▶ [TASK PROMPT]:
Work out how many lines of the records hold the string "this", and reply with that number alone.

App and web page records
"""

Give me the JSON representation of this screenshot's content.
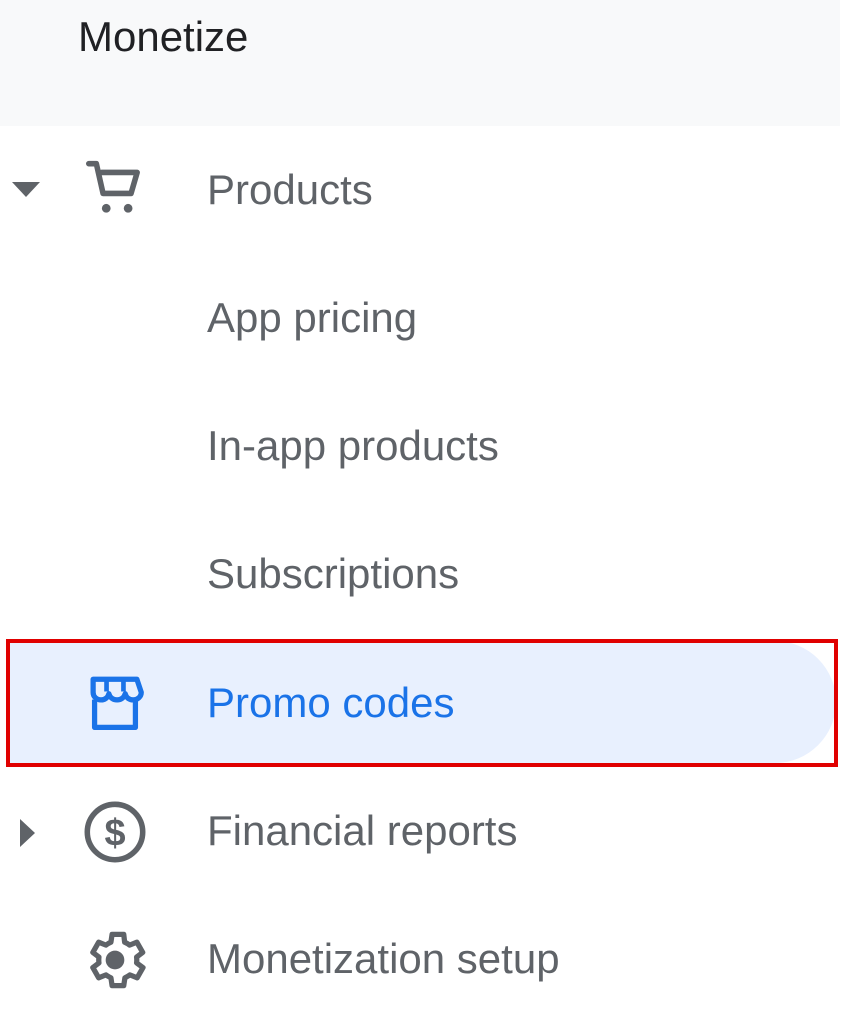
{
  "section": {
    "title": "Monetize"
  },
  "nav": {
    "products": {
      "label": "Products",
      "icon": "shopping-cart-icon",
      "expanded": true
    },
    "app_pricing": {
      "label": "App pricing"
    },
    "in_app_products": {
      "label": "In-app products"
    },
    "subscriptions": {
      "label": "Subscriptions"
    },
    "promo_codes": {
      "label": "Promo codes",
      "icon": "storefront-icon",
      "active": true
    },
    "financial_reports": {
      "label": "Financial reports",
      "icon": "dollar-circle-icon",
      "expanded": false
    },
    "monetization_setup": {
      "label": "Monetization setup",
      "icon": "gear-icon"
    }
  },
  "colors": {
    "text_default": "#5f6368",
    "text_active": "#1a73e8",
    "active_background": "#e8f0fe",
    "highlight_border": "#e00000",
    "header_background": "#f8f9fa"
  }
}
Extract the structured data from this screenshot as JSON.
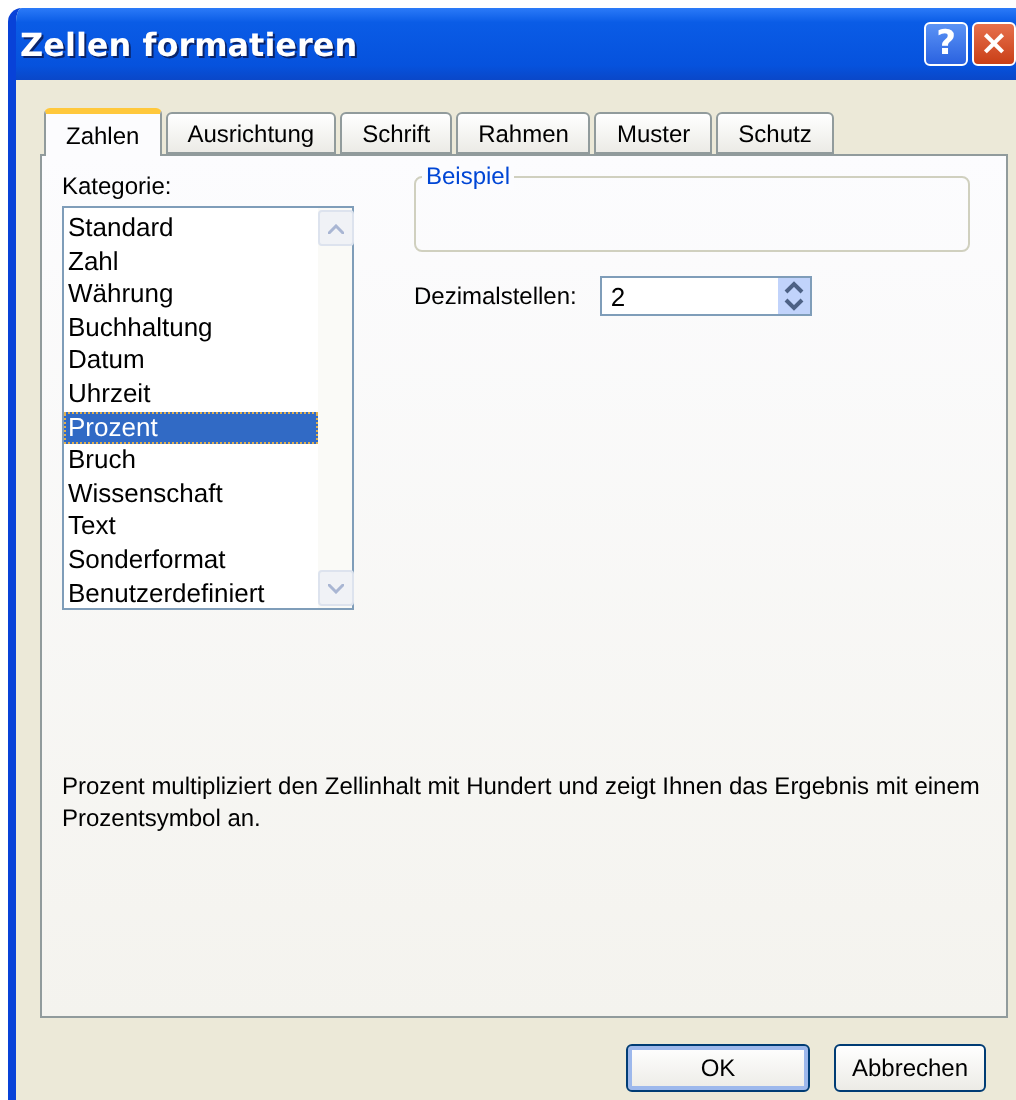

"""

▶ [REPLY]:
2